I am often a fan of a gritty campaign that offers deep personal challenges to the players. For example, my Druids really struggled with the unliving gray stone of our urban campaign. We made the most of the role play and enjoyed our weaknesses as much as our strengths.
In such a campaign, character weaknesses and flaws are to be embraced rather than avoided. They add depth. Struggling against the societal injustices that are inevitable when trying to live as a hated Drow in a city of sun dwellers can be intense and thrilling.
But what of lighter-hearted campaigns? What if you just want to be dark-skinned? Or what if you just want the abilities of a Drow without the societal baggage?
There's a few things you could consider.
You could choose the stats of another eleven race and just be black-skinned, in the same way that humans can be black-skinned.

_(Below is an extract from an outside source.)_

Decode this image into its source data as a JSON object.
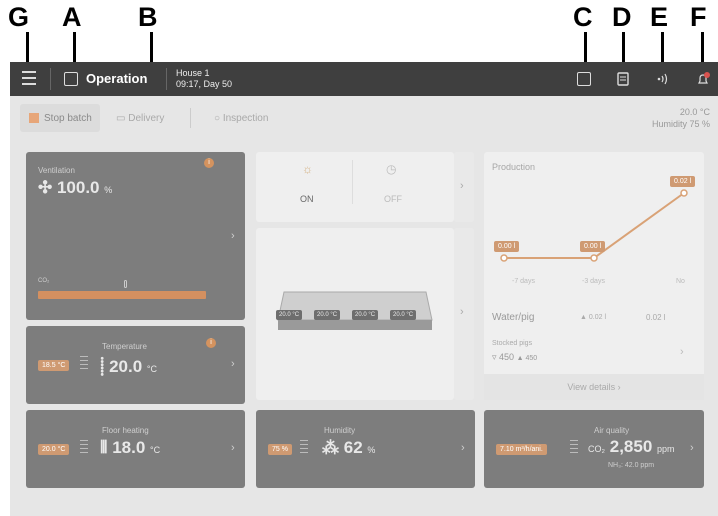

You can craft a new racial subtype. The DMG gives guidelines for this. If your DM is comfortable with crafting a custom Drow, say, one that grew up on the surface, he may let you trade some benefits, such as dark vision, for eliminating the drawback of light sensitivity.
You can also discuss with your DM the idea of relaxing the rules modestly. "Direct sunlight," for example, might be house-ruled to exclude early morning and late evening sunlight, when the light is arguably less direct. He might also allow the partial shade afforded by trees and large buildings to shelter you. Only consider this option if your campaign is generally lighthearted and your DM is generous and open to customization.
I find the idea of a donkey with a parasol amusing. If your campaign is very comedic, stick with that, as it was your idea to begin with, and has endless potential for amusement. My mind is now drifting off to all the donkey jokes in Shrek.